It doesn’t matter to me at what level you play but as racquet “technoligsts” we can help you be a better player.
Well, I made it to see 2016 arrive! I am not sure why I stayed up but it does commit me to pay attention to what may happen in the coming year.
I think the big story for 2016 is going to be more string related than racquet related. Why? Because manufacturers can “turn around” a string model much quicker than a racquet model, and, there are significant areas for improvement in selecting the correct string material for each player physicality and style.
String characteristics, materials, tensions, and applications are confusing to many and rightly so. This year I want to continue the “educational” effort and invite anyone with something to contribute to speak up.
My motto for 2016 is “Speak Up…Then String Up”
I have a bunch of customers using Ashaway Monogut ZX and ZX Pro and it is time to give them credit for their performances!
Brittany Taglierini is the latest conversion and she likes the extra energy she gets especially on her serve. This can be contributed to the high elongation which is power potential.
Samantha had been using a custom hybrid with a fluorocarbon main string and Monogut ZX as the cross string. Recently she converted to 100% Monogut ZX Black and has continued to win, with the latest being a Super Series in Florida.
Plus, she has over thirty (30) hours of play on one of her racquet! Incredible! And good news, of course.
Ashaway, a US company, makes Monogut ZX and ZX Pro which are monofilament strings using 100% PEEK material, no polyester!
No, this is not about cheating! At least on-court cheating.
This is about cheating the players that have their racquets strung at tournaments!
Tournaments are tough enough on parents due to travel, scheduling, equipment, and racquet stringing. Many times the player must have a racquet, or racquets, strung during the tournament. If, and when, the racquets return to me I see, in too many cases, they are not getting their money’s worth! They are being cheated!
The problems range from poor workmanship, bad knots, cross-overs, to incredibly inconsistent string beds. Inconsistent string stiffness from side to side and generally too “soft” or “hard” string beds are common as well as serious racquet distortion.
Does this mean the player is going to loose? No, of course not,but it is not giving the player the best performance they, and their racquet, are capable of.

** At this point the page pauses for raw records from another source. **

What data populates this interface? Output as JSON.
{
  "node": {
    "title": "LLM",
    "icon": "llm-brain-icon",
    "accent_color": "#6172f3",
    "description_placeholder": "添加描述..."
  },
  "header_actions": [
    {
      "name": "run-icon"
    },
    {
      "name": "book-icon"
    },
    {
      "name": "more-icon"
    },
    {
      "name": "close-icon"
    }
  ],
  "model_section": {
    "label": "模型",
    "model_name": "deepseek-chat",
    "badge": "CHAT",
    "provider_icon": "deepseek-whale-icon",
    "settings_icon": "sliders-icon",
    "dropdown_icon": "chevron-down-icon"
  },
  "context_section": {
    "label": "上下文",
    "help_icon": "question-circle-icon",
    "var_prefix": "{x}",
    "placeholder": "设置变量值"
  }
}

I know the cost of stringing at a tournament is generally not “too” high but not getting what you pay for is very expensive. These poorly strung racquets need to be re-done and that is an additive cost that makes playing tournaments even more expensive.
I urge that tournament directors, parents, and players demand better stringing at the tournament site. And, if the racquet is not properly done it should not be charged. The problem is the person picking up the racquet may not know if it is right or wrong, good or bad!

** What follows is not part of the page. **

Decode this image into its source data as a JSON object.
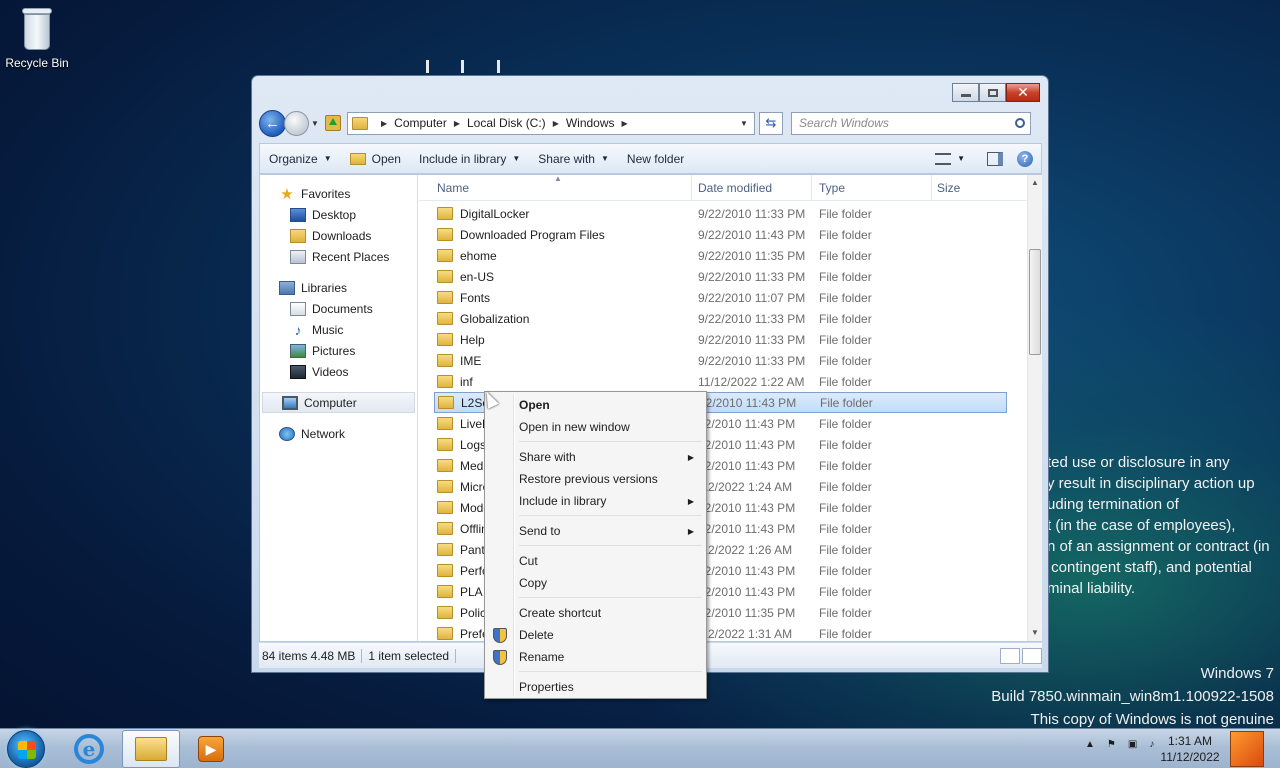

I know some of these “stringers” try very hard but they may not have equipment required to affect a really good result. Other “stringers” simply don’t know, or care about, what they are tasked to do. It shows!

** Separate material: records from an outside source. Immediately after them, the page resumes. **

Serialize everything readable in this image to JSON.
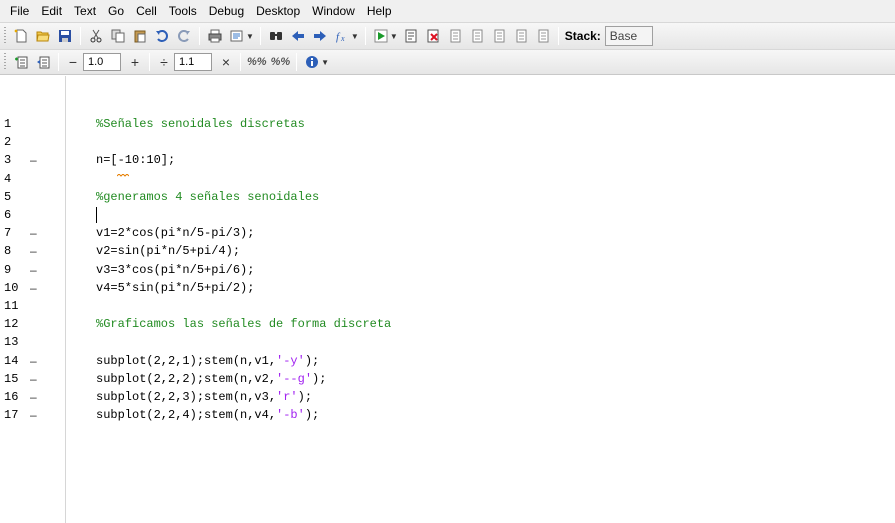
{
  "menubar": {
    "items": [
      "File",
      "Edit",
      "Text",
      "Go",
      "Cell",
      "Tools",
      "Debug",
      "Desktop",
      "Window",
      "Help"
    ]
  },
  "toolbar1": {
    "stack_label": "Stack:",
    "stack_value": "Base",
    "icons": [
      "new-file-icon",
      "open-folder-icon",
      "save-icon",
      "cut-icon",
      "copy-icon",
      "paste-icon",
      "undo-icon",
      "redo-icon",
      "print-icon",
      "comment-icon",
      "find-icon",
      "back-icon",
      "forward-icon",
      "fx-icon",
      "run-icon",
      "set-breakpoint-icon",
      "clear-breakpoint-icon",
      "step-icon",
      "step-in-icon",
      "step-out-icon",
      "continue-icon",
      "exit-debug-icon"
    ]
  },
  "toolbar2": {
    "minus_label": "−",
    "value1": "1.0",
    "plus_label": "+",
    "divide_label": "÷",
    "value2": "1.1",
    "times_label": "×",
    "pct1": "%%",
    "pct2": "%%"
  },
  "editor": {
    "lines": [
      {
        "num": "1",
        "mark": "",
        "parts": [
          {
            "t": "%Señales senoidales discretas",
            "c": "comment"
          }
        ]
      },
      {
        "num": "2",
        "mark": "",
        "parts": []
      },
      {
        "num": "3",
        "mark": "–",
        "parts": [
          {
            "t": "n=[-10:10];",
            "c": "code"
          }
        ]
      },
      {
        "num": "4",
        "mark": "",
        "parts": []
      },
      {
        "num": "5",
        "mark": "",
        "parts": [
          {
            "t": "%generamos 4 señales senoidales",
            "c": "comment"
          }
        ]
      },
      {
        "num": "6",
        "mark": "",
        "parts": []
      },
      {
        "num": "7",
        "mark": "–",
        "parts": [
          {
            "t": "v1=2*cos(pi*n/5-pi/3);",
            "c": "code"
          }
        ]
      },
      {
        "num": "8",
        "mark": "–",
        "parts": [
          {
            "t": "v2=sin(pi*n/5+pi/4);",
            "c": "code"
          }
        ]
      },
      {
        "num": "9",
        "mark": "–",
        "parts": [
          {
            "t": "v3=3*cos(pi*n/5+pi/6);",
            "c": "code"
          }
        ]
      },
      {
        "num": "10",
        "mark": "–",
        "parts": [
          {
            "t": "v4=5*sin(pi*n/5+pi/2);",
            "c": "code"
          }
        ]
      },
      {
        "num": "11",
        "mark": "",
        "parts": []
      },
      {
        "num": "12",
        "mark": "",
        "parts": [
          {
            "t": "%Graficamos las señales de forma discreta",
            "c": "comment"
          }
        ]
      },
      {
        "num": "13",
        "mark": "",
        "parts": []
      },
      {
        "num": "14",
        "mark": "–",
        "parts": [
          {
            "t": "subplot(2,2,1);stem(n,v1,",
            "c": "code"
          },
          {
            "t": "'-y'",
            "c": "str"
          },
          {
            "t": ");",
            "c": "code"
          }
        ]
      },
      {
        "num": "15",
        "mark": "–",
        "parts": [
          {
            "t": "subplot(2,2,2);stem(n,v2,",
            "c": "code"
          },
          {
            "t": "'--g'",
            "c": "str"
          },
          {
            "t": ");",
            "c": "code"
          }
        ]
      },
      {
        "num": "16",
        "mark": "–",
        "parts": [
          {
            "t": "subplot(2,2,3);stem(n,v3,",
            "c": "code"
          },
          {
            "t": "'r'",
            "c": "str"
          },
          {
            "t": ");",
            "c": "code"
          }
        ]
      },
      {
        "num": "17",
        "mark": "–",
        "parts": [
          {
            "t": "subplot(2,2,4);stem(n,v4,",
            "c": "code"
          },
          {
            "t": "'-b'",
            "c": "str"
          },
          {
            "t": ");",
            "c": "code"
          }
        ]
      }
    ],
    "colors": {
      "comment": "#228b22",
      "string": "#a020f0",
      "code": "#000000"
    }
  }
}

Players: make sure your parents know you need racquets strung before you go to a tournament.
Parents: have as many racquets as possible prepared by your regular racquet technician before the tournament. This can actually save some money!
Players: don’t accept racquets that are not properly done. Don’t blame the racquet for poor performance if you accept it!
Parents: don’t pay for racquets that are not properly done. Let me know if you are not sure what to look for.
Parents: take at least three (3) racquets to every tournament.
Parents: if you think you are not getting the quality you deserve send me the tournament name and I will reach out to them and suggest they attend the Annual IART Symposium where all stringers learn how to do a better job…for you!